--- YOUR TASK ---
Make a verbatim copy of all the records.

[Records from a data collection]

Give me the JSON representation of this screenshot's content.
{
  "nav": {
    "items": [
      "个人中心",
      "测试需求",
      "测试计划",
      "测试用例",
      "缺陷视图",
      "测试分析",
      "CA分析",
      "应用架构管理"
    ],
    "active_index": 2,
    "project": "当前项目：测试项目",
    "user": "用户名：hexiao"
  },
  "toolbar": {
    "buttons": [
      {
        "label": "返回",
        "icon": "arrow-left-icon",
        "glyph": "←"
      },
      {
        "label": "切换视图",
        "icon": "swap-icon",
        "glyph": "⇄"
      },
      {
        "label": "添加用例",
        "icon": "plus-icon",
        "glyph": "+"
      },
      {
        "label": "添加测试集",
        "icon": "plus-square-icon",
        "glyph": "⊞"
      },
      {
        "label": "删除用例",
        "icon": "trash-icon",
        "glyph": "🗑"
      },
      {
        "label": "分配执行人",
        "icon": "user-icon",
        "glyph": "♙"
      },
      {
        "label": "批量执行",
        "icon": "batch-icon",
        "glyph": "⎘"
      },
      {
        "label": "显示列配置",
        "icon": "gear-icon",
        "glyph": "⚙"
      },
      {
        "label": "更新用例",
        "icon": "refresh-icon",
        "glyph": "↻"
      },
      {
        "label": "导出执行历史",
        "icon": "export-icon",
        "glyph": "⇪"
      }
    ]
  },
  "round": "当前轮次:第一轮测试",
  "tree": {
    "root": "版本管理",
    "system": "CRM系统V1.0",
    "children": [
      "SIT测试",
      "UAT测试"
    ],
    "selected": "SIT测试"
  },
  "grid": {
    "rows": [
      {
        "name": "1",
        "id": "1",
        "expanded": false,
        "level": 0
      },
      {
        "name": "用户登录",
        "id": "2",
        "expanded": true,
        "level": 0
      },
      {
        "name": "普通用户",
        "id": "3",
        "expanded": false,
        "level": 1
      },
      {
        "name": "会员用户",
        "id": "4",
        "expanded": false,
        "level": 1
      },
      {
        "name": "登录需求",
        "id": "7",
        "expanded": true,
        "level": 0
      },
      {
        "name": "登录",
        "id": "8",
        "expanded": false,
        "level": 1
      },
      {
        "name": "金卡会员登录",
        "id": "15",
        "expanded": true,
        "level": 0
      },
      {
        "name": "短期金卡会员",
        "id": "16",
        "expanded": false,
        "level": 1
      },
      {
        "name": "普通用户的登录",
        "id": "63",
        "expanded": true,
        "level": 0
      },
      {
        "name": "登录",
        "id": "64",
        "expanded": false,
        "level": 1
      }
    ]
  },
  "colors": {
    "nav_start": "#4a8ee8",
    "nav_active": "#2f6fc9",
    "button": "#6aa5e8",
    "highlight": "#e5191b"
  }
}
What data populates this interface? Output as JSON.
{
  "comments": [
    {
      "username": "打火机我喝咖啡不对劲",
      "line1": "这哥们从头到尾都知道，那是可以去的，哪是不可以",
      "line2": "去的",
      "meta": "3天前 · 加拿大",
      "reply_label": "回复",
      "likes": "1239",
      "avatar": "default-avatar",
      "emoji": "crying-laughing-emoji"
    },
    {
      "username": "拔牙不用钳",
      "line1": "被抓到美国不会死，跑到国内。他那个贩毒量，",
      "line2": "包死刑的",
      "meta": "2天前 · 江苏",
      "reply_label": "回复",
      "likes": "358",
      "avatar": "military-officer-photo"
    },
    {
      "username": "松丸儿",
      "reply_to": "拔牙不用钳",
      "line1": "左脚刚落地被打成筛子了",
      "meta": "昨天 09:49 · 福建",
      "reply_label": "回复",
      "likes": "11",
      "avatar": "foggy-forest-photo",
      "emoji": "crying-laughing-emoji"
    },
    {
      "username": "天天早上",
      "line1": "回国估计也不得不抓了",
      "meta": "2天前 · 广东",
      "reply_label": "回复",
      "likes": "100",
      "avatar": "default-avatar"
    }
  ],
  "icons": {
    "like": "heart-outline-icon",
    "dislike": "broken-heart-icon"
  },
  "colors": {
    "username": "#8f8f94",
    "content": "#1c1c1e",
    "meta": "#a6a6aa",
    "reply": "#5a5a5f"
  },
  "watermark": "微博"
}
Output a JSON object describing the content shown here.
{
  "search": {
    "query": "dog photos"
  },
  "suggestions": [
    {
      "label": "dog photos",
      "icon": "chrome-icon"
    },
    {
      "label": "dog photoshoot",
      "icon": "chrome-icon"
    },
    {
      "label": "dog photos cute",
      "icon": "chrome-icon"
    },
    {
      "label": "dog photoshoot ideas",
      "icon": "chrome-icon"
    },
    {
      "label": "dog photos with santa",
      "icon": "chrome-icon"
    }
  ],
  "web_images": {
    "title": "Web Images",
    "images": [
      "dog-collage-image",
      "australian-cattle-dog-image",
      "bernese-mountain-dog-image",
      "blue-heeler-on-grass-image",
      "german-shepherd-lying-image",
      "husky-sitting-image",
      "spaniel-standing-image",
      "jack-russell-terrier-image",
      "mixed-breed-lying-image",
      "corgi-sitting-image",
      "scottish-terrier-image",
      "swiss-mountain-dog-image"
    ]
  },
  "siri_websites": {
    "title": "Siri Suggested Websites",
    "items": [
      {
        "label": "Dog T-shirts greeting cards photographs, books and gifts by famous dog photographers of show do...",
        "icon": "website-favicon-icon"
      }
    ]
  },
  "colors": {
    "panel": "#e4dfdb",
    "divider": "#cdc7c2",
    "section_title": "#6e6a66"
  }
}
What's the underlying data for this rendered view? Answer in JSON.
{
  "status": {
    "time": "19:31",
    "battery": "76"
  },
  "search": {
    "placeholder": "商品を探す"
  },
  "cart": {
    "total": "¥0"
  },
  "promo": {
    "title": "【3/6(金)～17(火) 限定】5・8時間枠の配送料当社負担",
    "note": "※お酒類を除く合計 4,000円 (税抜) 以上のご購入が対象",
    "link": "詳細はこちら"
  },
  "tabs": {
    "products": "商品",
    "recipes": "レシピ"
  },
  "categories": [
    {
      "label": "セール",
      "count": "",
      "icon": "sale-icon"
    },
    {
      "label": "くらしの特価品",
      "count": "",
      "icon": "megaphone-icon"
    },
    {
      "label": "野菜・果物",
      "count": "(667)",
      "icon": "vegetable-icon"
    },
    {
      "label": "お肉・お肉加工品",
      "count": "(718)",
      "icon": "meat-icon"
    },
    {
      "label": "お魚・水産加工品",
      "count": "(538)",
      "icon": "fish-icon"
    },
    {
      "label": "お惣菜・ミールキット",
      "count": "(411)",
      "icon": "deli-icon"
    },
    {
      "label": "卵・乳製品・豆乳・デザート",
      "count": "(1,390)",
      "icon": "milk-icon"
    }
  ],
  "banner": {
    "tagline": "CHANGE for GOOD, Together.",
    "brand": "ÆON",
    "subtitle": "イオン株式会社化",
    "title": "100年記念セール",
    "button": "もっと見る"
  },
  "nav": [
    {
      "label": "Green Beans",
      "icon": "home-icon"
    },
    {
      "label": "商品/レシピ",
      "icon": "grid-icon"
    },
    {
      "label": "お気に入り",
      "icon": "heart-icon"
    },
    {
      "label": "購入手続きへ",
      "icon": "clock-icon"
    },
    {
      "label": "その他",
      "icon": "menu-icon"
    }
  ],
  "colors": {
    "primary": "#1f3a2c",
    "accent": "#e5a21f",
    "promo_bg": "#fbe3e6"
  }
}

--- RESULT OF THE EXERCISE ---
Give me the JSON representation of this screenshot's content.
{
  "nav": {
    "items": [
      "个人中心",
      "测试需求",
      "测试计划",
      "测试用例",
      "缺陷视图",
      "测试分析",
      "CA分析",
      "应用架构管理"
    ],
    "active_index": 2,
    "project": "当前项目：测试项目",
    "user": "用户名：hexiao"
  },
  "toolbar": {
    "buttons": [
      {
        "label": "返回",
        "icon": "arrow-left-icon",
        "glyph": "←"
      },
      {
        "label": "切换视图",
        "icon": "swap-icon",
        "glyph": "⇄"
      },
      {
        "label": "添加用例",
        "icon": "plus-icon",
        "glyph": "+"
      },
      {
        "label": "添加测试集",
        "icon": "plus-square-icon",
        "glyph": "⊞"
      },
      {
        "label": "删除用例",
        "icon": "trash-icon",
        "glyph": "🗑"
      },
      {
        "label": "分配执行人",
        "icon": "user-icon",
        "glyph": "♙"
      },
      {
        "label": "批量执行",
        "icon": "batch-icon",
        "glyph": "⎘"
      },
      {
        "label": "显示列配置",
        "icon": "gear-icon",
        "glyph": "⚙"
      },
      {
        "label": "更新用例",
        "icon": "refresh-icon",
        "glyph": "↻"
      },
      {
        "label": "导出执行历史",
        "icon": "export-icon",
        "glyph": "⇪"
      }
    ]
  },
  "round": "当前轮次:第一轮测试",
  "tree": {
    "root": "版本管理",
    "system": "CRM系统V1.0",
    "children": [
      "SIT测试",
      "UAT测试"
    ],
    "selected": "SIT测试"
  },
  "grid": {
    "rows": [
      {
        "name": "1",
        "id": "1",
        "expanded": false,
        "level": 0
      },
      {
        "name": "用户登录",
        "id": "2",
        "expanded": true,
        "level": 0
      },
      {
        "name": "普通用户",
        "id": "3",
        "expanded": false,
        "level": 1
      },
      {
        "name": "会员用户",
        "id": "4",
        "expanded": false,
        "level": 1
      },
      {
        "name": "登录需求",
        "id": "7",
        "expanded": true,
        "level": 0
      },
      {
        "name": "登录",
        "id": "8",
        "expanded": false,
        "level": 1
      },
      {
        "name": "金卡会员登录",
        "id": "15",
        "expanded": true,
        "level": 0
      },
      {
        "name": "短期金卡会员",
        "id": "16",
        "expanded": false,
        "level": 1
      },
      {
        "name": "普通用户的登录",
        "id": "63",
        "expanded": true,
        "level": 0
      },
      {
        "name": "登录",
        "id": "64",
        "expanded": false,
        "level": 1
      }
    ]
  },
  "colors": {
    "nav_start": "#4a8ee8",
    "nav_active": "#2f6fc9",
    "button": "#6aa5e8",
    "highlight": "#e5191b"
  }
}
What data populates this interface? Output as JSON.
{
  "comments": [
    {
      "username": "打火机我喝咖啡不对劲",
      "line1": "这哥们从头到尾都知道，那是可以去的，哪是不可以",
      "line2": "去的",
      "meta": "3天前 · 加拿大",
      "reply_label": "回复",
      "likes": "1239",
      "avatar": "default-avatar",
      "emoji": "crying-laughing-emoji"
    },
    {
      "username": "拔牙不用钳",
      "line1": "被抓到美国不会死，跑到国内。他那个贩毒量，",
      "line2": "包死刑的",
      "meta": "2天前 · 江苏",
      "reply_label": "回复",
      "likes": "358",
      "avatar": "military-officer-photo"
    },
    {
      "username": "松丸儿",
      "reply_to": "拔牙不用钳",
      "line1": "左脚刚落地被打成筛子了",
      "meta": "昨天 09:49 · 福建",
      "reply_label": "回复",
      "likes": "11",
      "avatar": "foggy-forest-photo",
      "emoji": "crying-laughing-emoji"
    },
    {
      "username": "天天早上",
      "line1": "回国估计也不得不抓了",
      "meta": "2天前 · 广东",
      "reply_label": "回复",
      "likes": "100",
      "avatar": "default-avatar"
    }
  ],
  "icons": {
    "like": "heart-outline-icon",
    "dislike": "broken-heart-icon"
  },
  "colors": {
    "username": "#8f8f94",
    "content": "#1c1c1e",
    "meta": "#a6a6aa",
    "reply": "#5a5a5f"
  },
  "watermark": "微博"
}
Output a JSON object describing the content shown here.
{
  "search": {
    "query": "dog photos"
  },
  "suggestions": [
    {
      "label": "dog photos",
      "icon": "chrome-icon"
    },
    {
      "label": "dog photoshoot",
      "icon": "chrome-icon"
    },
    {
      "label": "dog photos cute",
      "icon": "chrome-icon"
    },
    {
      "label": "dog photoshoot ideas",
      "icon": "chrome-icon"
    },
    {
      "label": "dog photos with santa",
      "icon": "chrome-icon"
    }
  ],
  "web_images": {
    "title": "Web Images",
    "images": [
      "dog-collage-image",
      "australian-cattle-dog-image",
      "bernese-mountain-dog-image",
      "blue-heeler-on-grass-image",
      "german-shepherd-lying-image",
      "husky-sitting-image",
      "spaniel-standing-image",
      "jack-russell-terrier-image",
      "mixed-breed-lying-image",
      "corgi-sitting-image",
      "scottish-terrier-image",
      "swiss-mountain-dog-image"
    ]
  },
  "siri_websites": {
    "title": "Siri Suggested Websites",
    "items": [
      {
        "label": "Dog T-shirts greeting cards photographs, books and gifts by famous dog photographers of show do...",
        "icon": "website-favicon-icon"
      }
    ]
  },
  "colors": {
    "panel": "#e4dfdb",
    "divider": "#cdc7c2",
    "section_title": "#6e6a66"
  }
}
What's the underlying data for this rendered view? Answer in JSON.
{
  "status": {
    "time": "19:31",
    "battery": "76"
  },
  "search": {
    "placeholder": "商品を探す"
  },
  "cart": {
    "total": "¥0"
  },
  "promo": {
    "title": "【3/6(金)～17(火) 限定】5・8時間枠の配送料当社負担",
    "note": "※お酒類を除く合計 4,000円 (税抜) 以上のご購入が対象",
    "link": "詳細はこちら"
  },
  "tabs": {
    "products": "商品",
    "recipes": "レシピ"
  },
  "categories": [
    {
      "label": "セール",
      "count": "",
      "icon": "sale-icon"
    },
    {
      "label": "くらしの特価品",
      "count": "",
      "icon": "megaphone-icon"
    },
    {
      "label": "野菜・果物",
      "count": "(667)",
      "icon": "vegetable-icon"
    },
    {
      "label": "お肉・お肉加工品",
      "count": "(718)",
      "icon": "meat-icon"
    },
    {
      "label": "お魚・水産加工品",
      "count": "(538)",
      "icon": "fish-icon"
    },
    {
      "label": "お惣菜・ミールキット",
      "count": "(411)",
      "icon": "deli-icon"
    },
    {
      "label": "卵・乳製品・豆乳・デザート",
      "count": "(1,390)",
      "icon": "milk-icon"
    }
  ],
  "banner": {
    "tagline": "CHANGE for GOOD, Together.",
    "brand": "ÆON",
    "subtitle": "イオン株式会社化",
    "title": "100年記念セール",
    "button": "もっと見る"
  },
  "nav": [
    {
      "label": "Green Beans",
      "icon": "home-icon"
    },
    {
      "label": "商品/レシピ",
      "icon": "grid-icon"
    },
    {
      "label": "お気に入り",
      "icon": "heart-icon"
    },
    {
      "label": "購入手続きへ",
      "icon": "clock-icon"
    },
    {
      "label": "その他",
      "icon": "menu-icon"
    }
  ],
  "colors": {
    "primary": "#1f3a2c",
    "accent": "#e5a21f",
    "promo_bg": "#fbe3e6"
  }
}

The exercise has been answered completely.